* [WHAT THE EXERCISE ASKS]:
Search the data for the string "Nombre" and copy each line in which it appears.
________________________________________
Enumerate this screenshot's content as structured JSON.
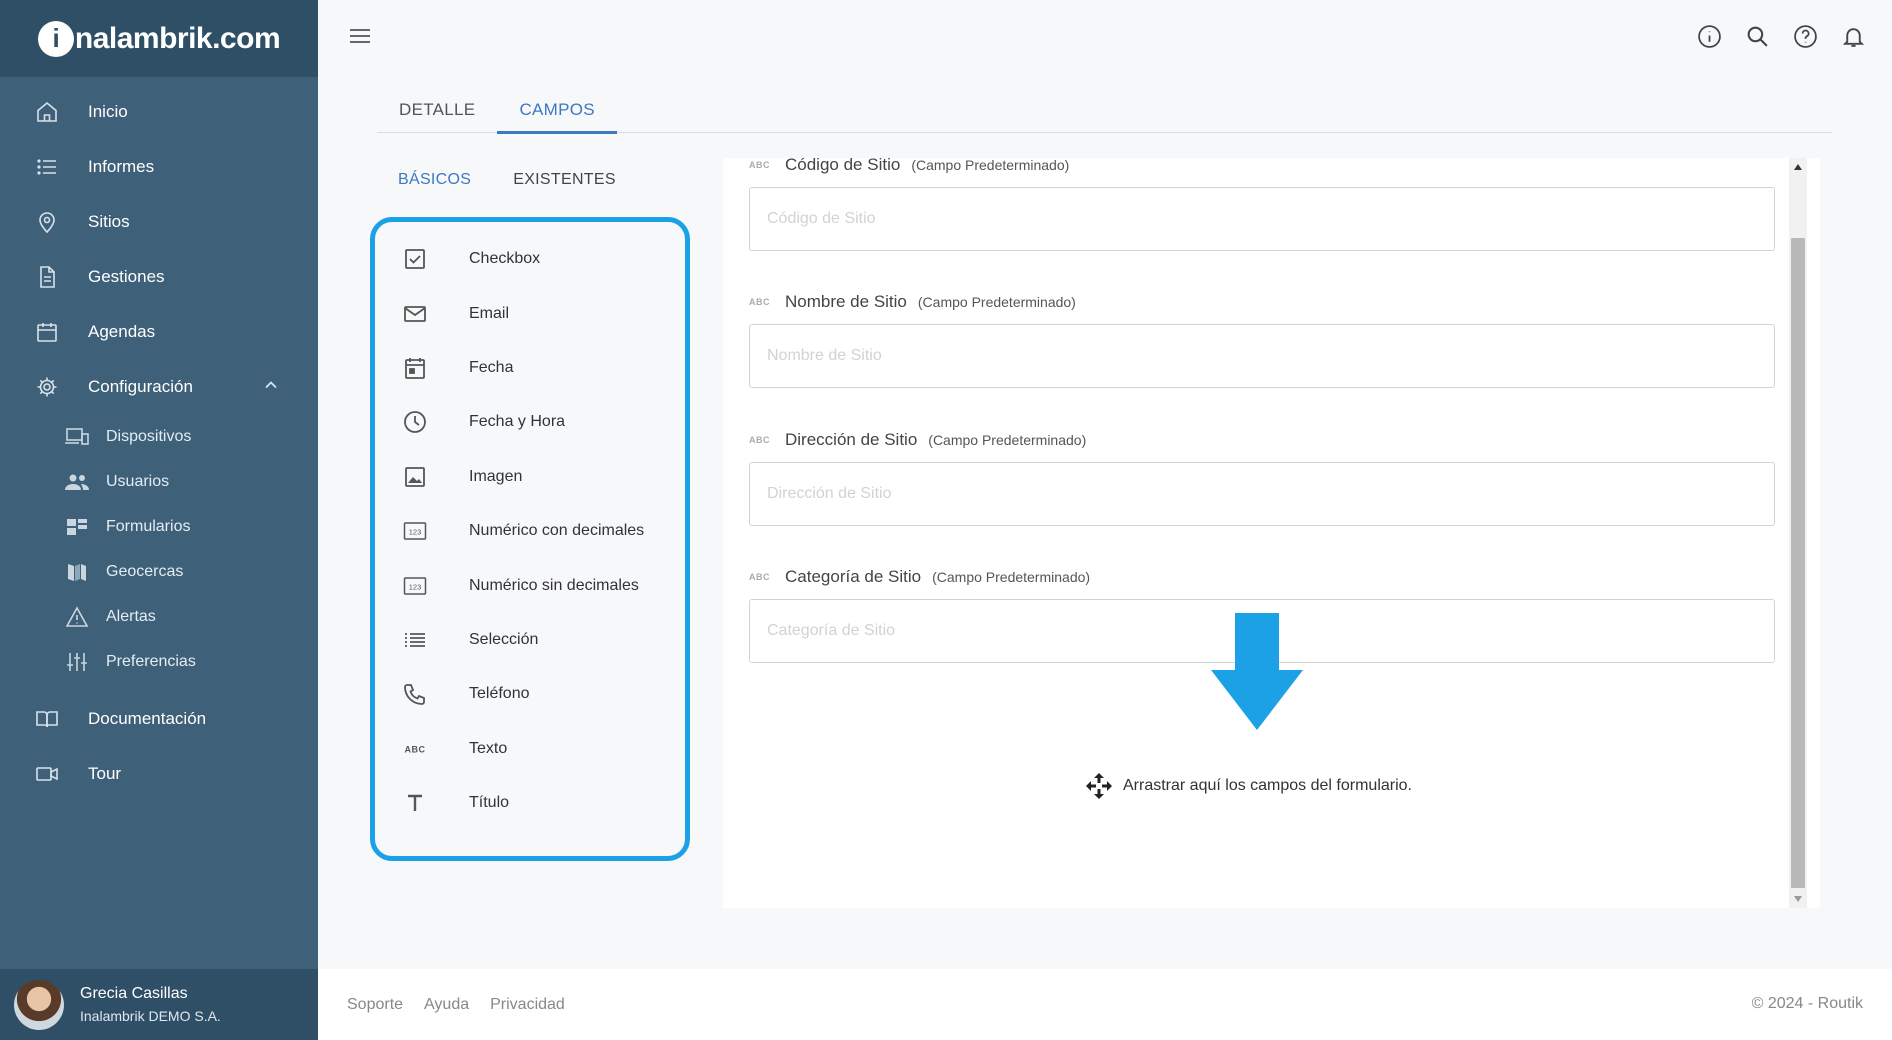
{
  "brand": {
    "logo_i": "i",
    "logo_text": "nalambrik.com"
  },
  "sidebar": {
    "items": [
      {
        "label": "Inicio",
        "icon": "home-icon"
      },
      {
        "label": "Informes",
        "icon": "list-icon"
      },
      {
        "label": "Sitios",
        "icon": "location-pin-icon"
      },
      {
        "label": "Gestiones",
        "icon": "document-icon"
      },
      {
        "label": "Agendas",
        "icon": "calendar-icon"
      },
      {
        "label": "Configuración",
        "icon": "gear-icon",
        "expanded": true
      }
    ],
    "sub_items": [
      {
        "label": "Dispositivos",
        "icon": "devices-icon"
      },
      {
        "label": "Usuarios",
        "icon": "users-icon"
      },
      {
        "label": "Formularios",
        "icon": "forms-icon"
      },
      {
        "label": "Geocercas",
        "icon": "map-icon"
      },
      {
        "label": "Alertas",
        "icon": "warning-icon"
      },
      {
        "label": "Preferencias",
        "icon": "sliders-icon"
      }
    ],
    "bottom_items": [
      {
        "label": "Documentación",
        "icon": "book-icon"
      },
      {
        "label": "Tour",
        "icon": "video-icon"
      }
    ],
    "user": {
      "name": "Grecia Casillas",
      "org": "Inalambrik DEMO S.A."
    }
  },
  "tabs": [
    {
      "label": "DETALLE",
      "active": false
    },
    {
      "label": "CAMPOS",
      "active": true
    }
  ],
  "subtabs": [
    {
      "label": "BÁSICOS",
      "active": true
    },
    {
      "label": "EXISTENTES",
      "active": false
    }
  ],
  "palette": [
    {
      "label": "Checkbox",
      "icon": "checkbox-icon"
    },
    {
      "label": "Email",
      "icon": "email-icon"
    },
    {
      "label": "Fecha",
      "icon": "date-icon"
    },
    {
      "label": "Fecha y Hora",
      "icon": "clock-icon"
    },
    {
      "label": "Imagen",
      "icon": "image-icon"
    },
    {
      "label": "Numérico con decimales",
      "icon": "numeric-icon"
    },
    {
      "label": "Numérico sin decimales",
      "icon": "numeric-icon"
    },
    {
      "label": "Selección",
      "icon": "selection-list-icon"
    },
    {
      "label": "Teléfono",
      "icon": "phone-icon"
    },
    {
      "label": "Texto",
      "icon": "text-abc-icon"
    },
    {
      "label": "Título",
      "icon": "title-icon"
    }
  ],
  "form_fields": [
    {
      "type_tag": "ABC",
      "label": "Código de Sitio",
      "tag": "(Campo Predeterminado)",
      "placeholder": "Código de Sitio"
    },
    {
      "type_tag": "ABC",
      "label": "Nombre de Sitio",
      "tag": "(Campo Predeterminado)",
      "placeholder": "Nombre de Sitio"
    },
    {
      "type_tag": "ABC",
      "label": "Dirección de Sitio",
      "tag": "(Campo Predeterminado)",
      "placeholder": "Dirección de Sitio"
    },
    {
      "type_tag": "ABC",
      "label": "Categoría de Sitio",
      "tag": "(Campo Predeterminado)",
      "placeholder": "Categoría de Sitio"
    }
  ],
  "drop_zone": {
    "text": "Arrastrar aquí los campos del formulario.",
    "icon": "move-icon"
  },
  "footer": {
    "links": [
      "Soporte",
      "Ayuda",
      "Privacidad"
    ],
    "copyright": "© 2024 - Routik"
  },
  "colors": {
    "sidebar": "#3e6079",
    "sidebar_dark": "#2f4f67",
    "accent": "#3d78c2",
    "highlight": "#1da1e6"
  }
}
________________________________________
* [SOLUTION TO THIS EXERCISE]:
      "label": "Nombre de Sitio",
      "placeholder": "Nombre de Sitio"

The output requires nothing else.